{
    // Create an HTML5 Canvas object, define the 2D Context and create an empty array to store the tileData
    var c = this.c,
        cnv = document.createElement("canvas"),
        ctx = cnv.getContext("2d"),
        idata = null,
        tileData = [];

    // Set the size of the map
    this.mapData.size = {
        x: map.width,
        y: map.height
    }

    // Adjust the size of the canvas to match the size of the image
    cnv.width = map.width;
    cnv.height = map.height;

    // Paint the map on the new canvas
    ctx.drawImage(map, 0, 0);

    // Read the pixel data array
    idata = ctx.getImageData(0, 0, cnv.width, cnv.height);

    // Start cycling through all the pixels of the image
    for (var i = 0, my = map.height; i < my; i++) {
        for (var j = 0, mx = map.width; j < mx; j++) {
            // Convert the RGB values to hex
            var r = (idata.data[((mx * i) + j) * 4]).toString(16),
                g = (idata.data[((mx * i) + j) * 4 + 1]).toString(16),
                b = (idata.data[((mx * i) + j) * 4 + 2]).toString(16),
                hex = r + g + b; 

            tileData[j] = tileData[j] || [];

            switch(hex) {
                case Tile.WALL.identifier:
                    tileData[j][i] = Tile.WALL.index;
                    break;
                case Tile.BLUE.identifier:
                    tileData[j][i] = Tile.BLUE.index;
                    this.mapData.base.blue = {x: j, y: i};
                    break;
                case Tile.RED.identifier:
                    tileData[j][i] = Tile.RED.index;
                    this.mapData.base.red = {x: j, y: i};
                    break;
            }
        }
    }

    // Replace the level data with the values of the tileData matrix.
    this.mapData.data = tileData;
};

Quite simple, right?
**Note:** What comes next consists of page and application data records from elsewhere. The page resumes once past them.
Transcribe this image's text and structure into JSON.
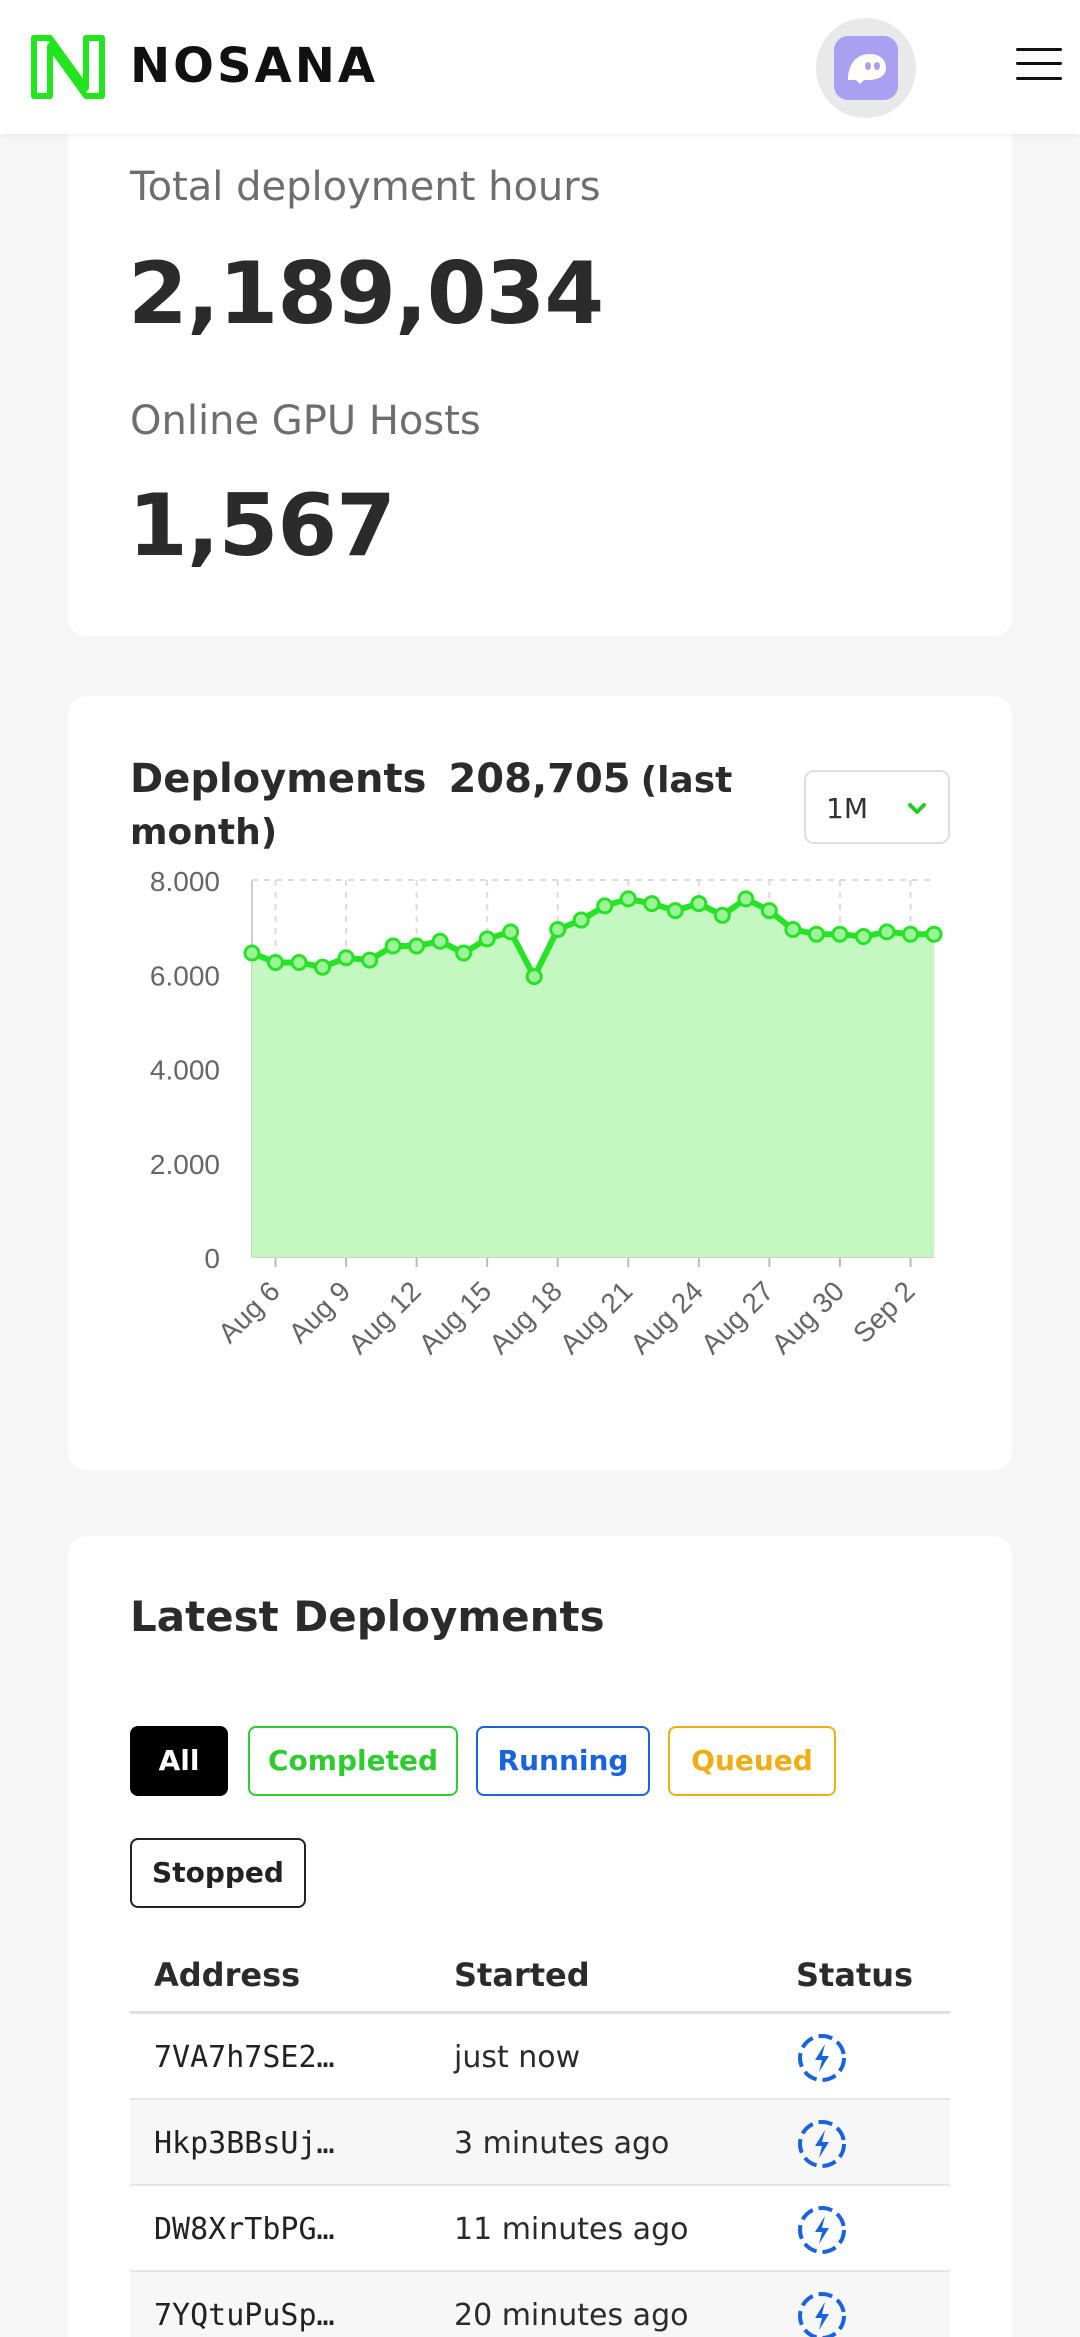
{
  "header": {
    "brand": "NOSANA",
    "logo_icon": "nosana-logo-icon",
    "avatar_icon": "ghost-wallet-icon",
    "menu_icon": "hamburger-menu-icon",
    "brand_color": "#22e51e"
  },
  "stats": {
    "total_hours_label": "Total deployment hours",
    "total_hours_value": "2,189,034",
    "gpu_hosts_label": "Online GPU Hosts",
    "gpu_hosts_value": "1,567"
  },
  "deployments": {
    "title": "Deployments",
    "count": "208,705",
    "suffix": "(last month)",
    "range": "1M",
    "range_icon": "chevron-down-icon"
  },
  "chart_data": {
    "type": "area",
    "title": "",
    "xlabel": "",
    "ylabel": "",
    "ylim": [
      0,
      8000
    ],
    "yticks": [
      "0",
      "2.000",
      "4.000",
      "6.000",
      "8.000"
    ],
    "xticks": [
      "Aug 6",
      "Aug 9",
      "Aug 12",
      "Aug 15",
      "Aug 18",
      "Aug 21",
      "Aug 24",
      "Aug 27",
      "Aug 30",
      "Sep 2"
    ],
    "x": [
      "Aug 5",
      "Aug 6",
      "Aug 7",
      "Aug 8",
      "Aug 9",
      "Aug 10",
      "Aug 11",
      "Aug 12",
      "Aug 13",
      "Aug 14",
      "Aug 15",
      "Aug 16",
      "Aug 17",
      "Aug 18",
      "Aug 19",
      "Aug 20",
      "Aug 21",
      "Aug 22",
      "Aug 23",
      "Aug 24",
      "Aug 25",
      "Aug 26",
      "Aug 27",
      "Aug 28",
      "Aug 29",
      "Aug 30",
      "Aug 31",
      "Sep 1",
      "Sep 2",
      "Sep 3"
    ],
    "series": [
      {
        "values": [
          6450,
          6250,
          6250,
          6150,
          6350,
          6300,
          6600,
          6600,
          6700,
          6450,
          6750,
          6900,
          5950,
          6950,
          7150,
          7450,
          7600,
          7500,
          7350,
          7500,
          7250,
          7600,
          7350,
          6950,
          6850,
          6850,
          6800,
          6900,
          6850,
          6850
        ],
        "color": "#27e227",
        "fill": "#c3f8c0"
      }
    ],
    "grid": true
  },
  "latest": {
    "title": "Latest Deployments",
    "filters": {
      "all": "All",
      "completed": "Completed",
      "running": "Running",
      "queued": "Queued",
      "stopped": "Stopped"
    },
    "columns": {
      "address": "Address",
      "started": "Started",
      "status": "Status"
    },
    "rows": [
      {
        "address": "7VA7h7SE2…",
        "started": "just now",
        "status_icon": "running-status-icon"
      },
      {
        "address": "Hkp3BBsUj…",
        "started": "3 minutes ago",
        "status_icon": "running-status-icon"
      },
      {
        "address": "DW8XrTbPG…",
        "started": "11 minutes ago",
        "status_icon": "running-status-icon"
      },
      {
        "address": "7YQtuPuSp…",
        "started": "20 minutes ago",
        "status_icon": "running-status-icon"
      }
    ]
  }
}
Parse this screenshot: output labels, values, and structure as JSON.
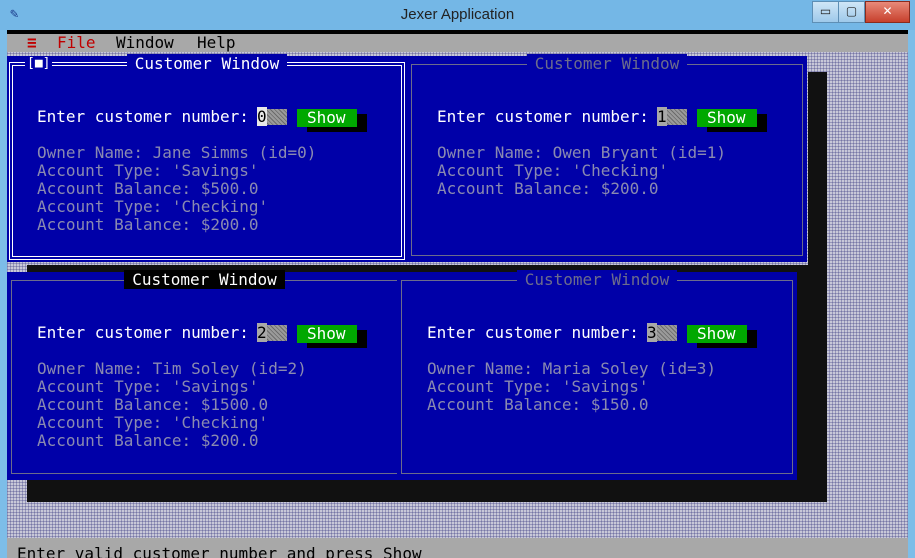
{
  "app_title": "Jexer Application",
  "window_controls": {
    "minimize": "▭",
    "maximize": "▢",
    "close": "✕"
  },
  "menu": {
    "system_icon": "≡",
    "file": "File",
    "window": "Window",
    "help": "Help"
  },
  "status_text": "Enter valid customer number and press Show",
  "windows": [
    {
      "title": "Customer Window",
      "active": true,
      "close_box": "[■]",
      "prompt": "Enter customer number:",
      "customer_number": "0",
      "show_label": "Show",
      "lines": [
        "Owner Name: Jane Simms (id=0)",
        "Account Type: 'Savings'",
        "Account Balance: $500.0",
        "Account Type: 'Checking'",
        "Account Balance: $200.0"
      ]
    },
    {
      "title": "Customer Window",
      "active": false,
      "prompt": "Enter customer number:",
      "customer_number": "1",
      "show_label": "Show",
      "lines": [
        "Owner Name: Owen Bryant (id=1)",
        "Account Type: 'Checking'",
        "Account Balance: $200.0"
      ]
    },
    {
      "title": "Customer Window",
      "active": false,
      "prompt": "Enter customer number:",
      "customer_number": "2",
      "show_label": "Show",
      "lines": [
        "Owner Name: Tim Soley (id=2)",
        "Account Type: 'Savings'",
        "Account Balance: $1500.0",
        "Account Type: 'Checking'",
        "Account Balance: $200.0"
      ]
    },
    {
      "title": "Customer Window",
      "active": false,
      "prompt": "Enter customer number:",
      "customer_number": "3",
      "show_label": "Show",
      "lines": [
        "Owner Name: Maria Soley (id=3)",
        "Account Type: 'Savings'",
        "Account Balance: $150.0"
      ]
    }
  ]
}
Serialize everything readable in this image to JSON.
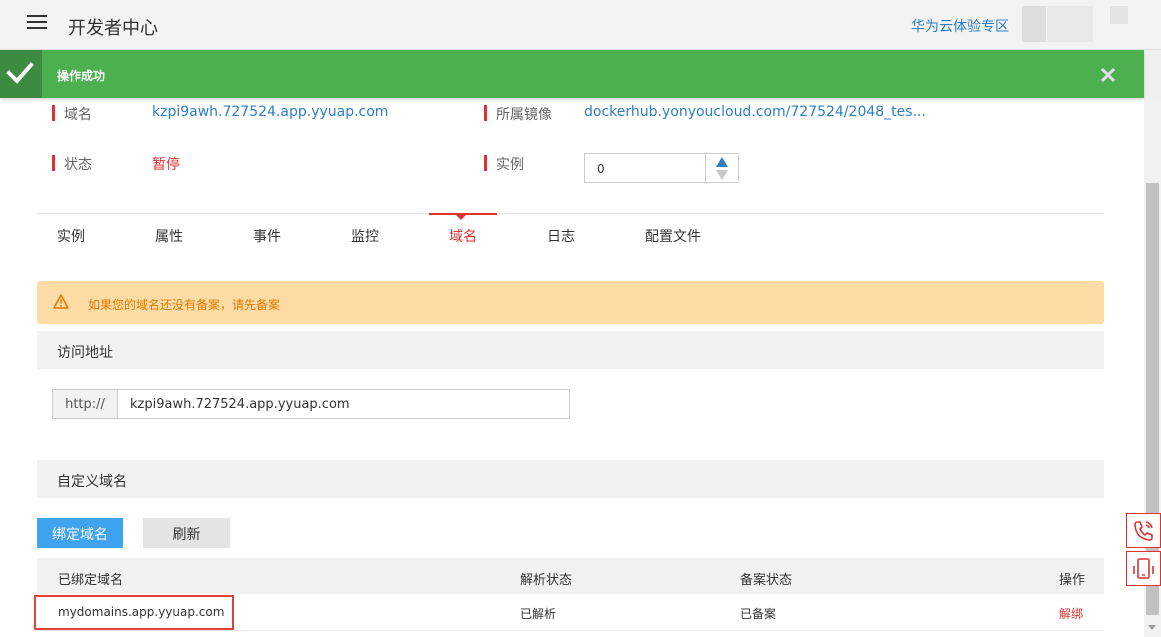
{
  "header": {
    "title": "开发者中心",
    "cloud_link": "华为云体验专区"
  },
  "toast": {
    "message": "操作成功"
  },
  "info": {
    "domain_label": "域名",
    "domain_value": "kzpi9awh.727524.app.yyuap.com",
    "image_label": "所属镜像",
    "image_value": "dockerhub.yonyoucloud.com/727524/2048_tes...",
    "status_label": "状态",
    "status_value": "暂停",
    "instance_label": "实例",
    "instance_value": "0"
  },
  "tabs": [
    {
      "label": "实例"
    },
    {
      "label": "属性"
    },
    {
      "label": "事件"
    },
    {
      "label": "监控"
    },
    {
      "label": "域名"
    },
    {
      "label": "日志"
    },
    {
      "label": "配置文件"
    }
  ],
  "active_tab": "域名",
  "warning": {
    "text": "如果您的域名还没有备案，请先备案"
  },
  "access": {
    "section_title": "访问地址",
    "prefix": "http://",
    "address": "kzpi9awh.727524.app.yyuap.com"
  },
  "custom_domain": {
    "section_title": "自定义域名",
    "bind_button": "绑定域名",
    "refresh_button": "刷新",
    "columns": [
      "已绑定域名",
      "解析状态",
      "备案状态",
      "操作"
    ],
    "rows": [
      {
        "domain": "mydomains.app.yyuap.com",
        "resolve_status": "已解析",
        "record_status": "已备案",
        "action": "解绑"
      }
    ]
  },
  "colors": {
    "success_green": "#4caf50",
    "accent_red": "#e03131",
    "link_blue": "#2f7fc4",
    "primary_button": "#3fa3ef",
    "warning_bg": "#fddca5"
  },
  "icons": [
    "menu-icon",
    "check-icon",
    "close-icon",
    "warning-icon",
    "phone-icon",
    "mobile-icon"
  ]
}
Ok then, now let's interpret the result and see how we can use this object to display our level. In my case i decided to set the default background using CSS to reduce the number of drawImage() calls when painting the level. Now it's time to implement the JavaScript code that will use the Level class:

window.onload = function() 
{
    var canvas = document.getElementById('viewport');
    var c = canvas.getContext('2d');

    var wall = new Image(),
        red = new Image(),
        blue = new Image(),
        level = new Level('levels/map1.gif');

    wall.src = 'images/wall.gif';
    red.src = 'images/red.png';
    blue.src = 'images/blue.png';

    // In our case tiles are 20px by 20px, so we'll need to resize the canvas.
    canvas.width = level.mapData.size.x * 20;
    canvas.height = level.mapData.size.y * 20;      
    
    // Print the map
    for (var y = 0; y < level.mapData.size.y; y++) {
        for (var x = 0; x < level.mapData.size.x; x++) {
            if (level.mapData.data[x][y] !== undefined) {
                switch (level.mapData.data[x][y]) {
                    case Tile.WALL.index:
                        c.drawImage(wall, x * 20, y * 20);
                        break;
                    case Tile.RED.index:
                        c.drawImage(red, (x * 20) - 20, (y * 20) - 20);
                        break;
                    case Tile.BLUE.index:
                        c.drawImage(blue, (x * 20) - 20, (y * 20) - 20);
                        break;
                }
            }
        }
    }           
}

You'll need to put that either in a new JavaScript file or inside a <script> tag. In my case i decided to use a file called game.js:

<!DOCTYPE html>
<html lang="en">
    <head>
        <meta charset="UTF-8" />
        <title>Level Loader</title>
        <script src="levelLoader.js" charset="UTF-8"></script>
        <script src="game.js" charset="UTF-8"></script>
        <style type="text/css">
            canvas#viewport {
                background: black url(images/floor.gif) repeat;
            }
        </style>
    </head>
    <body>
        <canvas id="viewport"></canvas>
    </body>
</html>

As always, the code is available on GitHub.